◆ EXERCISE DESCRIPTION
Below is a set of records. Repeat them verbatim without the pictures.

◆ RECORDED DATA
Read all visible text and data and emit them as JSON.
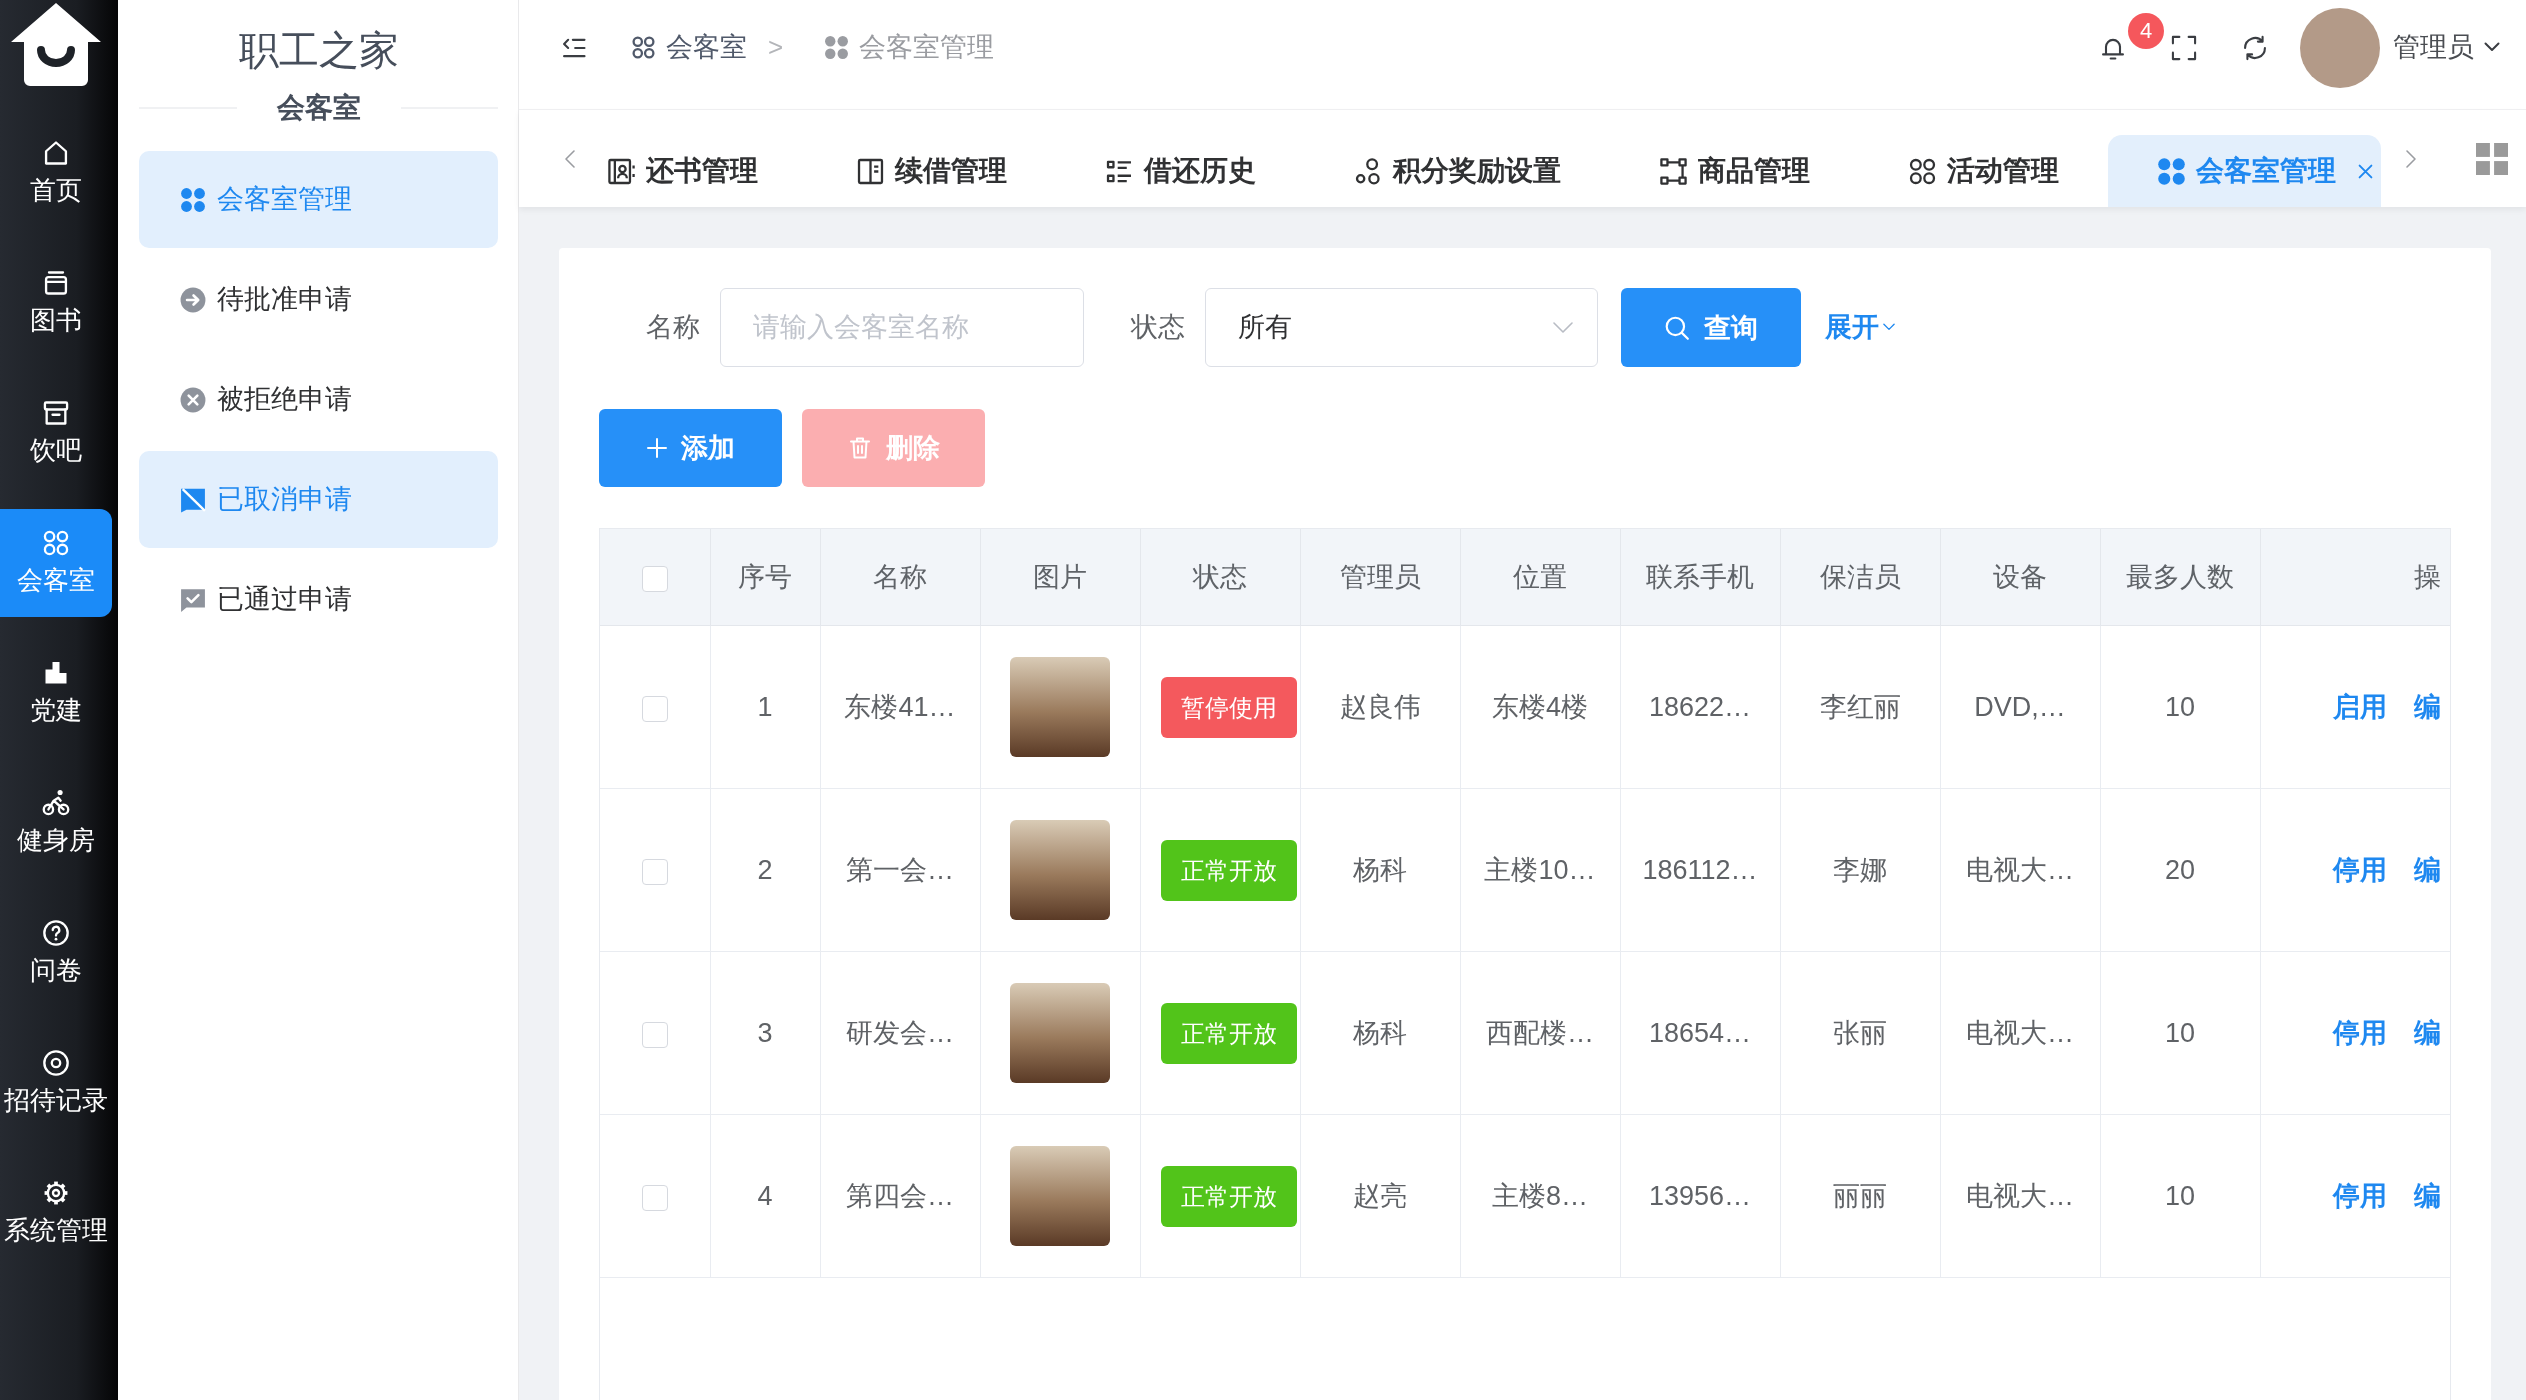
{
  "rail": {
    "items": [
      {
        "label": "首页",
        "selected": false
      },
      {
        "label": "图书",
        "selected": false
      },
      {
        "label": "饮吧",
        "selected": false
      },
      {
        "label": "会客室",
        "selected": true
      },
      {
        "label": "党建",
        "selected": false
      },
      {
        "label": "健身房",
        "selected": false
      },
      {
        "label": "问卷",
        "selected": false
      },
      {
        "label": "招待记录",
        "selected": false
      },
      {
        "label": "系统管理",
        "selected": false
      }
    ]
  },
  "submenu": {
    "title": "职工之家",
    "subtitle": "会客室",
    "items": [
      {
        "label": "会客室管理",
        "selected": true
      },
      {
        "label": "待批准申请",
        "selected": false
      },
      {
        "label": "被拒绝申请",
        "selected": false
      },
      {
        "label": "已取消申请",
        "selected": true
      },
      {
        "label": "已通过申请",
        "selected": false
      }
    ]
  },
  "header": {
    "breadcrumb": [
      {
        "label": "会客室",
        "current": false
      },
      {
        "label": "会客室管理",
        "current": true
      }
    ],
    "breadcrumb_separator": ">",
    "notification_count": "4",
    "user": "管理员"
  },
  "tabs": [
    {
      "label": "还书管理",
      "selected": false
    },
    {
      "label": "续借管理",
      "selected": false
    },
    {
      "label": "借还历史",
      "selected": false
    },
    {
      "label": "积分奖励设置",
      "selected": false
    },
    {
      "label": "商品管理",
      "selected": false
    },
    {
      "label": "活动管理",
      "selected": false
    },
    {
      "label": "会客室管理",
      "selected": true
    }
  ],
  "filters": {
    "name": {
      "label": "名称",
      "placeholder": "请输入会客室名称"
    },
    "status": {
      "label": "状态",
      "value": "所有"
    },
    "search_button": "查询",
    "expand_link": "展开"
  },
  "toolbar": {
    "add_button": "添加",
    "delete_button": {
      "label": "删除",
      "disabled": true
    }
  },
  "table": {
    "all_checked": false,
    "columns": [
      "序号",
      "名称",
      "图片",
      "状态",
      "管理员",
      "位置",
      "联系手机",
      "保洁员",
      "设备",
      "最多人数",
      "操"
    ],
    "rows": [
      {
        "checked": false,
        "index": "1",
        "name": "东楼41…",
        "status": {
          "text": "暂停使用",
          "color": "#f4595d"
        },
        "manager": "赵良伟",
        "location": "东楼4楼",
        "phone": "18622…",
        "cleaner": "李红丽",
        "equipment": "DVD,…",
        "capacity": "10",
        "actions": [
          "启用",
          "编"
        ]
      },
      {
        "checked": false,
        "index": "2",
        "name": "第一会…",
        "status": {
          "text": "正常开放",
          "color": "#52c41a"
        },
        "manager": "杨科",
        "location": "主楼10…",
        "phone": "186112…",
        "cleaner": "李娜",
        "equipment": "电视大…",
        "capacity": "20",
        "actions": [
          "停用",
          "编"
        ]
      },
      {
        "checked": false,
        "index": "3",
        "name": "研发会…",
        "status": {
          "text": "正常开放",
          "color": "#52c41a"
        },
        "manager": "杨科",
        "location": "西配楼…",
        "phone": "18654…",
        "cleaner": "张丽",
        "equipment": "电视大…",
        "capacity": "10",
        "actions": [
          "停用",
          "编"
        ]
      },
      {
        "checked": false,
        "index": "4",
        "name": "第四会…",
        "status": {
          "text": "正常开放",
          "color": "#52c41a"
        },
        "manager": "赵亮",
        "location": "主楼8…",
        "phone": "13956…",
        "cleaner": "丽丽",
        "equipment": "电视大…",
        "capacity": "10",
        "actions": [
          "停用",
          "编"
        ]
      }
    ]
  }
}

◆ RESULT OF THIS EXERCISE
Read all visible text and data and emit them as JSON.
{
  "rail": {
    "items": [
      {
        "label": "首页",
        "selected": false
      },
      {
        "label": "图书",
        "selected": false
      },
      {
        "label": "饮吧",
        "selected": false
      },
      {
        "label": "会客室",
        "selected": true
      },
      {
        "label": "党建",
        "selected": false
      },
      {
        "label": "健身房",
        "selected": false
      },
      {
        "label": "问卷",
        "selected": false
      },
      {
        "label": "招待记录",
        "selected": false
      },
      {
        "label": "系统管理",
        "selected": false
      }
    ]
  },
  "submenu": {
    "title": "职工之家",
    "subtitle": "会客室",
    "items": [
      {
        "label": "会客室管理",
        "selected": true
      },
      {
        "label": "待批准申请",
        "selected": false
      },
      {
        "label": "被拒绝申请",
        "selected": false
      },
      {
        "label": "已取消申请",
        "selected": true
      },
      {
        "label": "已通过申请",
        "selected": false
      }
    ]
  },
  "header": {
    "breadcrumb": [
      {
        "label": "会客室",
        "current": false
      },
      {
        "label": "会客室管理",
        "current": true
      }
    ],
    "breadcrumb_separator": ">",
    "notification_count": "4",
    "user": "管理员"
  },
  "tabs": [
    {
      "label": "还书管理",
      "selected": false
    },
    {
      "label": "续借管理",
      "selected": false
    },
    {
      "label": "借还历史",
      "selected": false
    },
    {
      "label": "积分奖励设置",
      "selected": false
    },
    {
      "label": "商品管理",
      "selected": false
    },
    {
      "label": "活动管理",
      "selected": false
    },
    {
      "label": "会客室管理",
      "selected": true
    }
  ],
  "filters": {
    "name": {
      "label": "名称",
      "placeholder": "请输入会客室名称"
    },
    "status": {
      "label": "状态",
      "value": "所有"
    },
    "search_button": "查询",
    "expand_link": "展开"
  },
  "toolbar": {
    "add_button": "添加",
    "delete_button": {
      "label": "删除",
      "disabled": true
    }
  },
  "table": {
    "all_checked": false,
    "columns": [
      "序号",
      "名称",
      "图片",
      "状态",
      "管理员",
      "位置",
      "联系手机",
      "保洁员",
      "设备",
      "最多人数",
      "操"
    ],
    "rows": [
      {
        "checked": false,
        "index": "1",
        "name": "东楼41…",
        "status": {
          "text": "暂停使用",
          "color": "#f4595d"
        },
        "manager": "赵良伟",
        "location": "东楼4楼",
        "phone": "18622…",
        "cleaner": "李红丽",
        "equipment": "DVD,…",
        "capacity": "10",
        "actions": [
          "启用",
          "编"
        ]
      },
      {
        "checked": false,
        "index": "2",
        "name": "第一会…",
        "status": {
          "text": "正常开放",
          "color": "#52c41a"
        },
        "manager": "杨科",
        "location": "主楼10…",
        "phone": "186112…",
        "cleaner": "李娜",
        "equipment": "电视大…",
        "capacity": "20",
        "actions": [
          "停用",
          "编"
        ]
      },
      {
        "checked": false,
        "index": "3",
        "name": "研发会…",
        "status": {
          "text": "正常开放",
          "color": "#52c41a"
        },
        "manager": "杨科",
        "location": "西配楼…",
        "phone": "18654…",
        "cleaner": "张丽",
        "equipment": "电视大…",
        "capacity": "10",
        "actions": [
          "停用",
          "编"
        ]
      },
      {
        "checked": false,
        "index": "4",
        "name": "第四会…",
        "status": {
          "text": "正常开放",
          "color": "#52c41a"
        },
        "manager": "赵亮",
        "location": "主楼8…",
        "phone": "13956…",
        "cleaner": "丽丽",
        "equipment": "电视大…",
        "capacity": "10",
        "actions": [
          "停用",
          "编"
        ]
      }
    ]
  }
}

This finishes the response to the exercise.